Lacher was a standout goaltender at Lake Superior State University in college, leading his team to a national championship in 1992. In the following season, his final one at Lake Superior State, Lacher led the nation in both save percentage (SV%) and goals against average (GAA) at .918 and 1.98, respectively. Lacher gave up his final year of eligibility to sign as a free agent with the Boston Bruins.
Lacher started his professional career with the Bruins with a bang, losing only one of his starts down the stretch to get the team into the 1995 NHL Playoffs, where they lost to the eventual Stanley Cup champions, the New Jersey Devils. Lacher had a spectacular season in 1994–95, making 35 appearances. His record in those games was 19–11–2 with a 2.41 goals against average (GAA), a .902 save percentage (SV%), and four shutouts.
Unfortunately, after being promoted to the full-time starting goaltender the next season, Lacher went into a downward spiral from which he would never recover. He was part of a revolving door of goaltenders in the 1995–96 season, a door that stopped when Craig Billington was signed and when the Bruins traded for one-time Bruins prospect Bill Ranford from the Edmonton Oilers. Lacher bounced around for a while in the '95-'96 season, playing for the Cleveland Lumberjacks of the IHL, and the Bruins' minor-league affiliate, the Providence Bruins. Even in Providence, Lacher's record was hardly up to his numbers from the previous season. With Boston, Lacher's record was 3–5–2 with a ghastly 3.93 GAA and a porous .845 SV%. Lacher did not return with the Bruins after that season.
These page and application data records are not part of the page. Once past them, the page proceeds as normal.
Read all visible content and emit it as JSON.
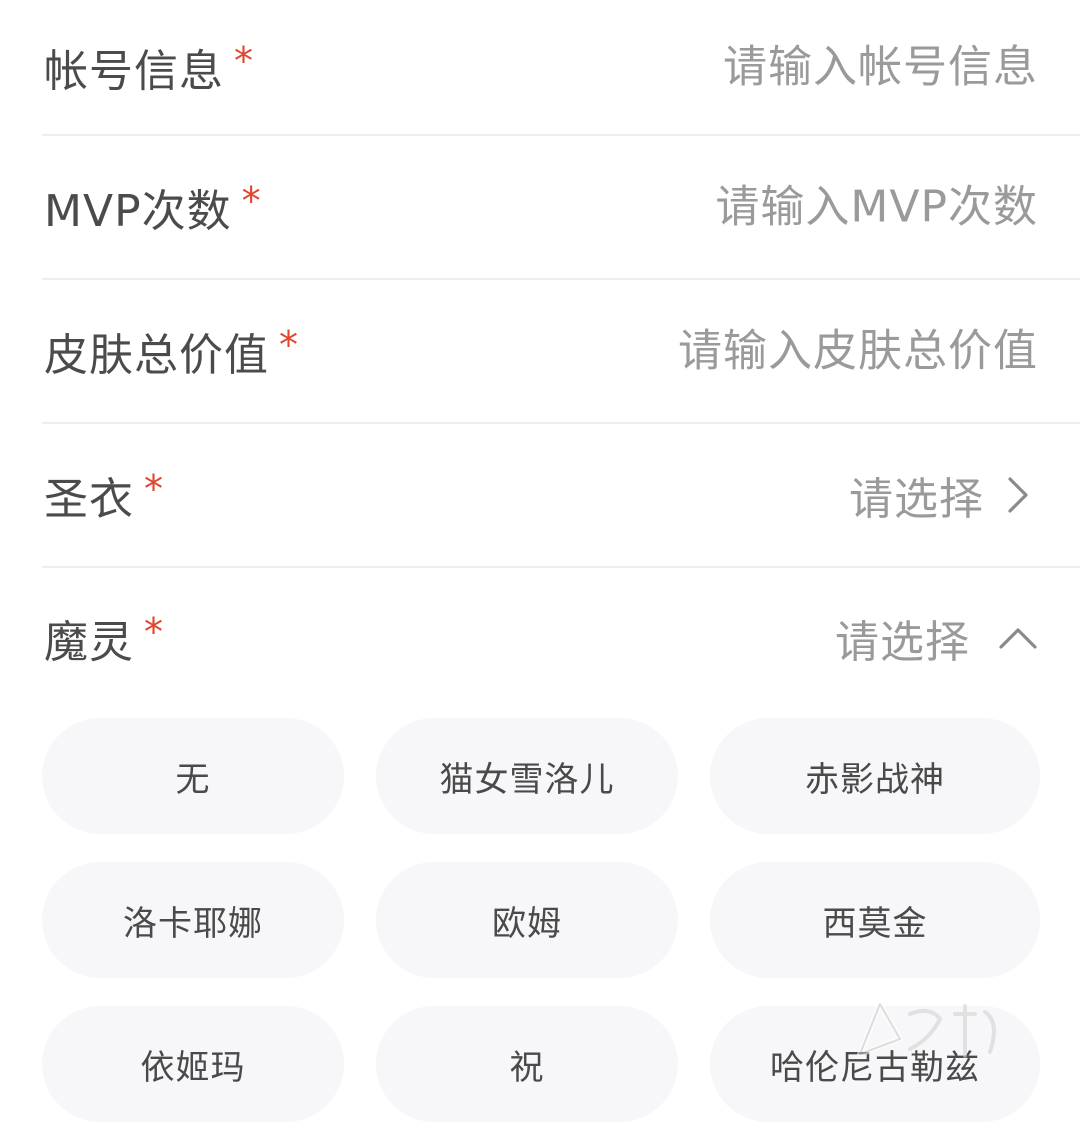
{
  "form": {
    "account": {
      "label": "帐号信息",
      "required_mark": "*",
      "placeholder": "请输入帐号信息",
      "value": ""
    },
    "mvp": {
      "label": "MVP次数",
      "required_mark": "*",
      "placeholder": "请输入MVP次数",
      "value": ""
    },
    "skin_value": {
      "label": "皮肤总价值",
      "required_mark": "*",
      "placeholder": "请输入皮肤总价值",
      "value": ""
    },
    "holy_cloth": {
      "label": "圣衣",
      "required_mark": "*",
      "select_text": "请选择",
      "icon": "chevron-right-icon"
    },
    "demon_spirit": {
      "label": "魔灵",
      "required_mark": "*",
      "select_text": "请选择",
      "icon": "chevron-up-icon",
      "options": [
        "无",
        "猫女雪洛儿",
        "赤影战神",
        "洛卡耶娜",
        "欧姆",
        "西莫金",
        "依姬玛",
        "祝",
        "哈伦尼古勒兹"
      ]
    }
  },
  "colors": {
    "required": "#e0452e",
    "placeholder": "#9a9a9a",
    "label": "#4b4b4b",
    "chip_bg": "#f7f7f9",
    "divider": "#eeeeee"
  }
}
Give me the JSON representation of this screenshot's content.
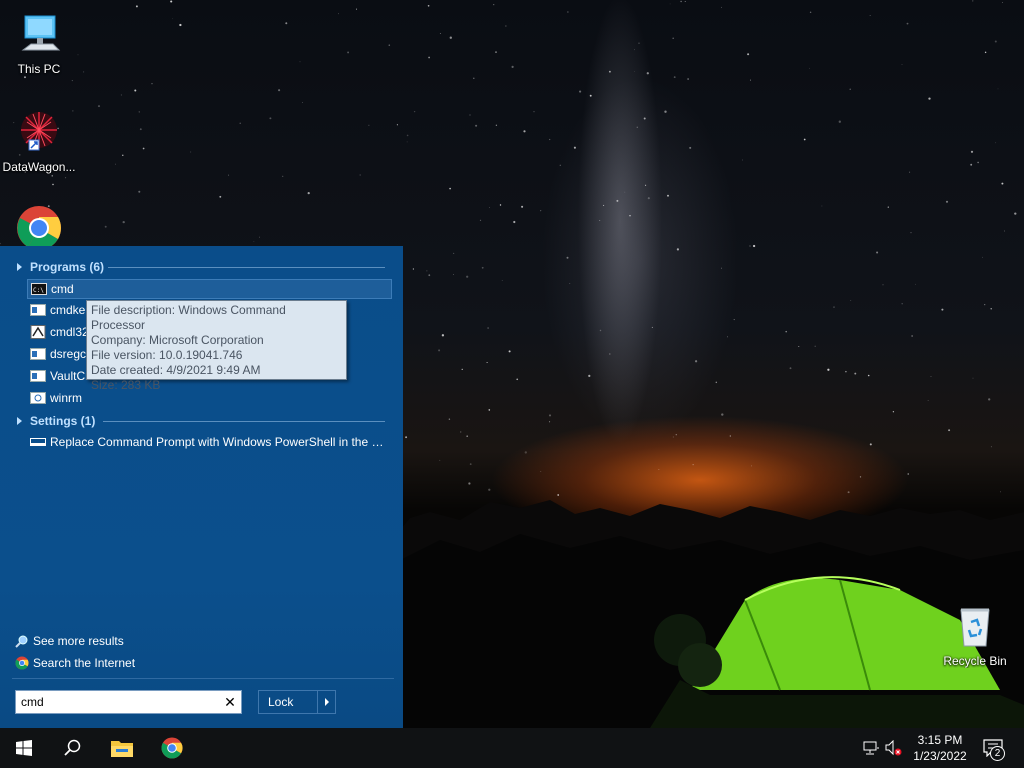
{
  "desktop": {
    "icons": [
      {
        "label": "This PC",
        "icon": "this-pc-icon"
      },
      {
        "label": "DataWagon...",
        "icon": "datawagon-icon"
      },
      {
        "label": "",
        "icon": "chrome-icon"
      },
      {
        "label": "Recycle Bin",
        "icon": "recycle-bin-icon"
      }
    ]
  },
  "search_panel": {
    "programs_header": "Programs (6)",
    "programs": [
      {
        "label": "cmd",
        "icon": "cmd-icon",
        "selected": true
      },
      {
        "label": "cmdke",
        "icon": "app-window-icon"
      },
      {
        "label": "cmdl32",
        "icon": "cmdl32-icon"
      },
      {
        "label": "dsregc",
        "icon": "app-window-icon"
      },
      {
        "label": "VaultCmd",
        "icon": "app-window-icon"
      },
      {
        "label": "winrm",
        "icon": "winrm-icon"
      }
    ],
    "settings_header": "Settings (1)",
    "settings": [
      {
        "label": "Replace Command Prompt with Windows PowerShell in the W...",
        "icon": "taskbar-setting-icon"
      }
    ],
    "tooltip": {
      "line1": "File description: Windows Command Processor",
      "line2": "Company: Microsoft Corporation",
      "line3": "File version: 10.0.19041.746",
      "line4": "Date created: 4/9/2021 9:49 AM",
      "line5": "Size: 283 KB"
    },
    "see_more_results": "See more results",
    "search_internet": "Search the Internet",
    "search_value": "cmd",
    "lock_label": "Lock"
  },
  "taskbar": {
    "time": "3:15 PM",
    "date": "1/23/2022",
    "notification_count": "2"
  },
  "colors": {
    "panel_bg": "#0b4f8c",
    "header_text": "#bfe0ff",
    "taskbar_bg": "#101214",
    "tooltip_bg": "#dbe6f0"
  }
}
Lacher retired from professional hockey after another disastrous season in the IHL with the Grand Rapids Griffins. In 11 games with the Griffins, Lacher was 1–8–1 with a 3.76 GAA and a .877 SV%.
The frequency with which he let goals in during his disastrous 1995–96 campaign gave him the nickname, "Let 'Em In" Lacher.
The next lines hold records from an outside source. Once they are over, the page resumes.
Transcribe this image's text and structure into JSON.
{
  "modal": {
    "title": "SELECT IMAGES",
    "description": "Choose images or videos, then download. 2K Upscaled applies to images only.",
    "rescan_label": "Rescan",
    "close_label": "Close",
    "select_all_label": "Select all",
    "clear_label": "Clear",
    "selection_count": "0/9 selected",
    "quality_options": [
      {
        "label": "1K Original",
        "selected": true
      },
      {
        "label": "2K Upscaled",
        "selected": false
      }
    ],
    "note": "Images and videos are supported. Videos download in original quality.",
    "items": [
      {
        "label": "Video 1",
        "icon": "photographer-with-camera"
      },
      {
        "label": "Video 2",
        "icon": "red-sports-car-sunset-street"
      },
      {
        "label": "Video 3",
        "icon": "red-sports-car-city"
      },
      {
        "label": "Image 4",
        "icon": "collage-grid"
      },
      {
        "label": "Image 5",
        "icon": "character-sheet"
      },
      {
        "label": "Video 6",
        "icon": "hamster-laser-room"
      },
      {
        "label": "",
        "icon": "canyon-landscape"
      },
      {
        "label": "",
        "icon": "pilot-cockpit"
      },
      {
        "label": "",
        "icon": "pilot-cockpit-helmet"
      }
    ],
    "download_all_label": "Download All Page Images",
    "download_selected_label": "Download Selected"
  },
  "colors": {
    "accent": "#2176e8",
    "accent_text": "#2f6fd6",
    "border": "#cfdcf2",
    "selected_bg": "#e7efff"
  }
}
|This page uses content from Wikipedia. The original article was at Blaine Lacher. The list of authors can be seen in the page history. As with Ice Hockey Wiki, the text of Wikipedia is available under the Creative Commons Attribution-Share Alike License 3.0 (Unported) (CC-BY-SA).|